Fresh fruit and fruit ices should be chosen over cakes and ice cream.
When food shopping during the holiday, do not go hungry, suggests Frishman. Always take a list, and stick to it.
According to Schneider Children’s Medical Center for Israel in Petah Tikva, it is also best to avoid coconut, 100 grams of which contain 605 calories consisting of saturated fat.
Meanwhile, the Yad Sarah organization announced a “dramatic increase” in medical equipment borrowed from its 100 branches for the holiday. Three times the amount of ordinary equipment is being borrowed, most of it to serve elderly parents staying in the homes of their grown children. Oxygen balloons, walkers, wheelchairs and even hospital beds are being sent out, with all of the equipment purchased from donations.
There is also a huge increase in calls for transportation of the wheelchair-bound via Yad Sarah’s Nechonit vans, of which there are 40 around the country.
The voluntary organization also said that a large-print Hebrew Haggadah may be downloaded from its website. The 67-page book was prepared by Da’at, the Center for Jewish Studies of the Herzog College.
Yad Sarah branches will be open on Friday morning and the intermediate days of Passover.
Doctors at Ziv Medical Center in Safed urged parents to pay special attention to their children’s activities during the holiday.
Every year, an average of six children die from bicycle accidents, while 700 more are hospitalized. Indeed, in less than 24 hours, the hospital treated four children who were hurt while riding bicycles in the area.
Among the injured were two children from the same family, aged six and seven, who fell while riding on a single bicycle and were admitted in serious condition, with one being treated for a brain hemorrhage.
Dr. Amar Hussein, head of the emergency room at the Safed hospital, said that children must be supervised when are out of school, and should always wear proper helmets when riding bicycles.

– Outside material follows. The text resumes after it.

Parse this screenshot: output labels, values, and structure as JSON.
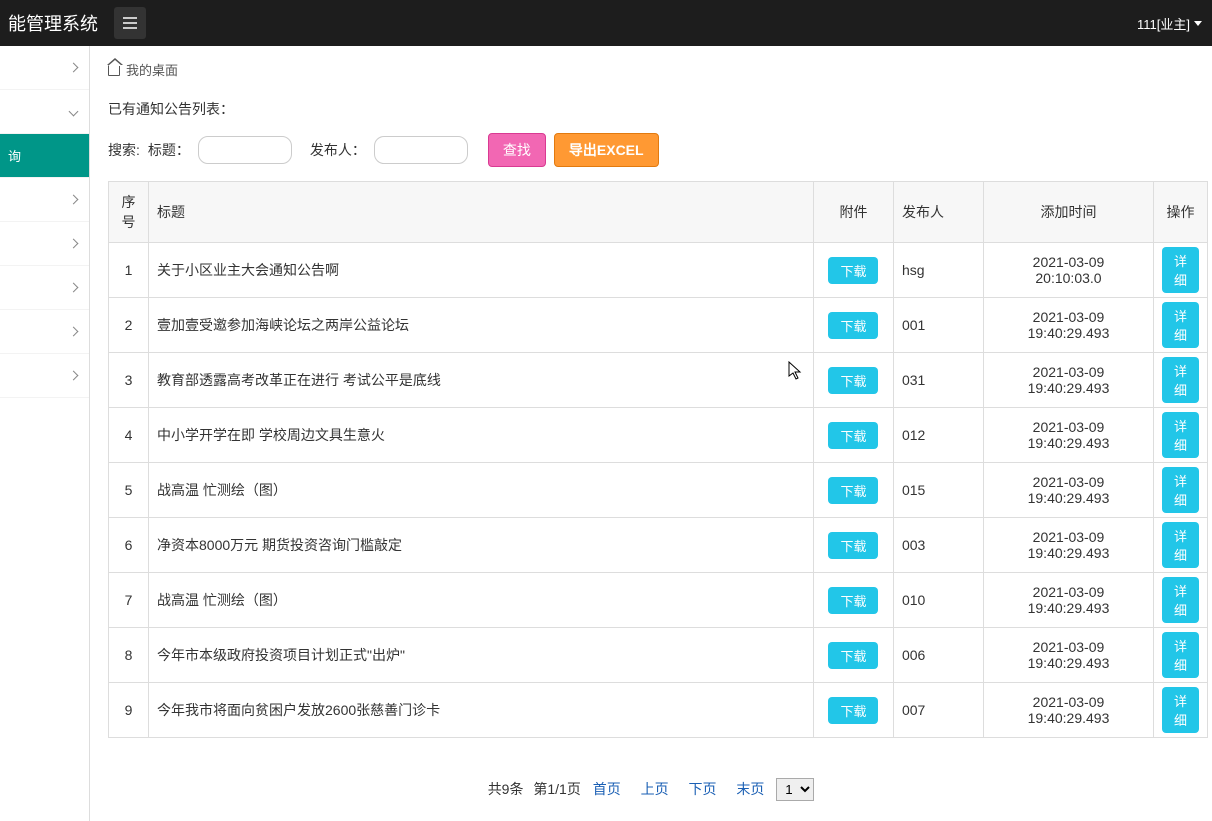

If a child falls and suffers a brain hemorrhage, it may take time before symptoms emerge. Therefore, a child who hits their head in a fall must be taken for immediate medical attention, Amar said.